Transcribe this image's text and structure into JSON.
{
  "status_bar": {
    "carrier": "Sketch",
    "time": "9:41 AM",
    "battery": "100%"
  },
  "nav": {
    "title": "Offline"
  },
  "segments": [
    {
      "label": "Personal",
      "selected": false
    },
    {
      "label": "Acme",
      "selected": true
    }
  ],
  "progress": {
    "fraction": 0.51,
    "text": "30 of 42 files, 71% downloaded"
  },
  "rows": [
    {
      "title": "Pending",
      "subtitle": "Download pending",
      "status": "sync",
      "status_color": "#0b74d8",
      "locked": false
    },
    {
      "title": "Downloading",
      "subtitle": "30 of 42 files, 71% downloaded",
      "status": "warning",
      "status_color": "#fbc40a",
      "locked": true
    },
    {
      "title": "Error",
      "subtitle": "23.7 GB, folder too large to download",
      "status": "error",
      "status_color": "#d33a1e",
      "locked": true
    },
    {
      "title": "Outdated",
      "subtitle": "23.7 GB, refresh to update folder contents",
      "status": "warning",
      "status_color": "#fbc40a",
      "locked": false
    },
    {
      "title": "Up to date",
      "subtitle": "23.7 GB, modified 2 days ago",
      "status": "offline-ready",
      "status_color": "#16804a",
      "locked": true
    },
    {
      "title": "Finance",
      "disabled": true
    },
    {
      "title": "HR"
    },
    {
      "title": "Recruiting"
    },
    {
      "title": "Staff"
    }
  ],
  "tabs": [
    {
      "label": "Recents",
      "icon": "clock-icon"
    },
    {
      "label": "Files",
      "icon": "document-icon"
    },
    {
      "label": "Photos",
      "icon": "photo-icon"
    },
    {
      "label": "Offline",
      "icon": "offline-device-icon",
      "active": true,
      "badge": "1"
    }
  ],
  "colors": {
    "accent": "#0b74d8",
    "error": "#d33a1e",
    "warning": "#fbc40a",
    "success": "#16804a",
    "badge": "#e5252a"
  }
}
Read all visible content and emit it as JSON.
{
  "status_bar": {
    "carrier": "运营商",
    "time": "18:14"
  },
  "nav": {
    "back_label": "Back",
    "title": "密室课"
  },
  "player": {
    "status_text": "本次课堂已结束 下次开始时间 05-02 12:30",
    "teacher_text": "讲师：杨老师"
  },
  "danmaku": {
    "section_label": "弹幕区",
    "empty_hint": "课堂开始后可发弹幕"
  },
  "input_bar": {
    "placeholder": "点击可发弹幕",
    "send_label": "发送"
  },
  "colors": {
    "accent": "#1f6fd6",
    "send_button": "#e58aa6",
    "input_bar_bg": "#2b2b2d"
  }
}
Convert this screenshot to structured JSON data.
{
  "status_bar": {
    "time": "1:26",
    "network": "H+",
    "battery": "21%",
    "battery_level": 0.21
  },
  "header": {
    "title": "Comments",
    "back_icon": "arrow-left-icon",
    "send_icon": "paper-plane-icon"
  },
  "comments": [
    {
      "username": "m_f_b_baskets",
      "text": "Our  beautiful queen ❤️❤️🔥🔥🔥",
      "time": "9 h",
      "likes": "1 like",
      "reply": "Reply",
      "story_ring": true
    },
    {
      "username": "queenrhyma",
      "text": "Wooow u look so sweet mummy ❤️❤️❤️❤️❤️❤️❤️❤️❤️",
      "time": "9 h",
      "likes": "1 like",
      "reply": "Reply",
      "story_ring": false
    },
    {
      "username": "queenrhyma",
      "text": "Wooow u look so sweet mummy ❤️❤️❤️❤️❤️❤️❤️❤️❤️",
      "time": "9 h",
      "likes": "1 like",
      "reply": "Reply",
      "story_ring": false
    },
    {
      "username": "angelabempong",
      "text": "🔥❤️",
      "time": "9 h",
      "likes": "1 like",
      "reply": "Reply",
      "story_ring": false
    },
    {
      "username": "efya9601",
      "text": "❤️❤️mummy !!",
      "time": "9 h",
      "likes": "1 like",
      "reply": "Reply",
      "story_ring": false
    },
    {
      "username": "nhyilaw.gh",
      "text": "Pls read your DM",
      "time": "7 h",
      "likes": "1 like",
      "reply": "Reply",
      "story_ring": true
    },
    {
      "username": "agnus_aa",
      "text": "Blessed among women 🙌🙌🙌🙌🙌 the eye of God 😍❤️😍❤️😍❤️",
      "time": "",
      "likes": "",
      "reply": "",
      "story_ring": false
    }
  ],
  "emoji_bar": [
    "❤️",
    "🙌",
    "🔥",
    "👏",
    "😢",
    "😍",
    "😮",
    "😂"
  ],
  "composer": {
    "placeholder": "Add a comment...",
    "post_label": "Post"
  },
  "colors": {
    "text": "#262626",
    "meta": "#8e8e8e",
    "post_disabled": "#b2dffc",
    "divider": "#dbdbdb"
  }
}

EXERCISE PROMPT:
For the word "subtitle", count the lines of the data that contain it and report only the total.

REPLY TO THE TASK:
5